The farm: “We are mixed beef and tillage farmers from Terryglass, Co Tipperary. Philip is the one who has been looking after the farm for the past few years. On the beef end, we take in calves from local dairy farmers and rear them to beef. We were lucky to get our first silage cut in on Friday, just as the weather was improving.”

Contracting: “We have a silage contracting partnership with local man Richard Hogan. Our drivers are all friends or family of myself and Richard. My son, Philip, mows with the Case and Richard is on the pit. My nephew Michael draws for us too. I am usually on the harvester, which is a John Deere 2640 we purchased in 2015. We would not have the equipment to cover huge areas but we get through a good 900 to 1,000 acres, which is enough when you are farming as well.”

Starting out: “I started out in silage contracting in 1967 with my brother, Brendan. I would pick the silage up with a 43” single chop on a David Brown 990, while Brendan buckraked. In those days, pitting 3ac would have been a full day’s work. I moved to precision chop in 1978 and went self-propelled with a New Holland harvester in 2006.”

Weather delays: “We are about 10 days behind schedule because of the weather we have had from mid-April. I would have seven or eight customers ready to cut in the morning if the weather was right. The bulk in silage crops is slowing us down even more.”

This week: “We have cut for a few customers since we started on Sunday. Quality will be down on the crops still standing, especially those that did not get a grazing this spring. It has shaped up to be a challenging year for silage contractors and farmers alike.”

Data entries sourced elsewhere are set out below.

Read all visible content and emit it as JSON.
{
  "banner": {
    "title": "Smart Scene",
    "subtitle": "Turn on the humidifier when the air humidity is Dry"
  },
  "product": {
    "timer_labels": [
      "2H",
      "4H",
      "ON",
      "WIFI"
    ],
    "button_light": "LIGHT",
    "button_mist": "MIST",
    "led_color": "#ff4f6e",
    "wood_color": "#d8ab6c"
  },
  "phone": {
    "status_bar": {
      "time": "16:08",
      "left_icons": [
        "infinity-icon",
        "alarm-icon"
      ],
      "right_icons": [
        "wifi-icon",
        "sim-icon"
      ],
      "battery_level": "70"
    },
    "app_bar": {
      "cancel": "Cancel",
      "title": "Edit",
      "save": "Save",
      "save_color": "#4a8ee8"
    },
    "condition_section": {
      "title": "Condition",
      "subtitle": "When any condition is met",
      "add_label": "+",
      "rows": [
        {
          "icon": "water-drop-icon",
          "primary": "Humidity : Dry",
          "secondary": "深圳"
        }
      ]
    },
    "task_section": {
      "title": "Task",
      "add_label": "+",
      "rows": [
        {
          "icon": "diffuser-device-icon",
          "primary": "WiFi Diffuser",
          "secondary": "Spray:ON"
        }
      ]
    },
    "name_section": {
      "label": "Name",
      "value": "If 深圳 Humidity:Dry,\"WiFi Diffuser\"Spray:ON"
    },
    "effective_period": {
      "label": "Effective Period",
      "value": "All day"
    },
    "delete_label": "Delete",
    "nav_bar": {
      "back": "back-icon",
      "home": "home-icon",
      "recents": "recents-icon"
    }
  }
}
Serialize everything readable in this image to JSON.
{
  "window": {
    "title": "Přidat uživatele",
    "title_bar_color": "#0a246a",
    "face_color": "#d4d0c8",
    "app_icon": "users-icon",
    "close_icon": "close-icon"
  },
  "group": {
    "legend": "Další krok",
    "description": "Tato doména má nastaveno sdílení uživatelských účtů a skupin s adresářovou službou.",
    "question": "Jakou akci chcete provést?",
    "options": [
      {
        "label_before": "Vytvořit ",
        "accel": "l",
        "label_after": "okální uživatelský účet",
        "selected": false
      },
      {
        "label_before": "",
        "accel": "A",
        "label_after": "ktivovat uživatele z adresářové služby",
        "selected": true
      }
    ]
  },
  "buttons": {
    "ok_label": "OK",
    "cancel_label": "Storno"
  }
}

Quotable quote: “I have seen huge changes on the machinery end of contracting over my 54 years of driving. The harvesters today have a lot more technology and are far more complicated than when I began. I do not think I could cope with a brand new machine being so computerised.”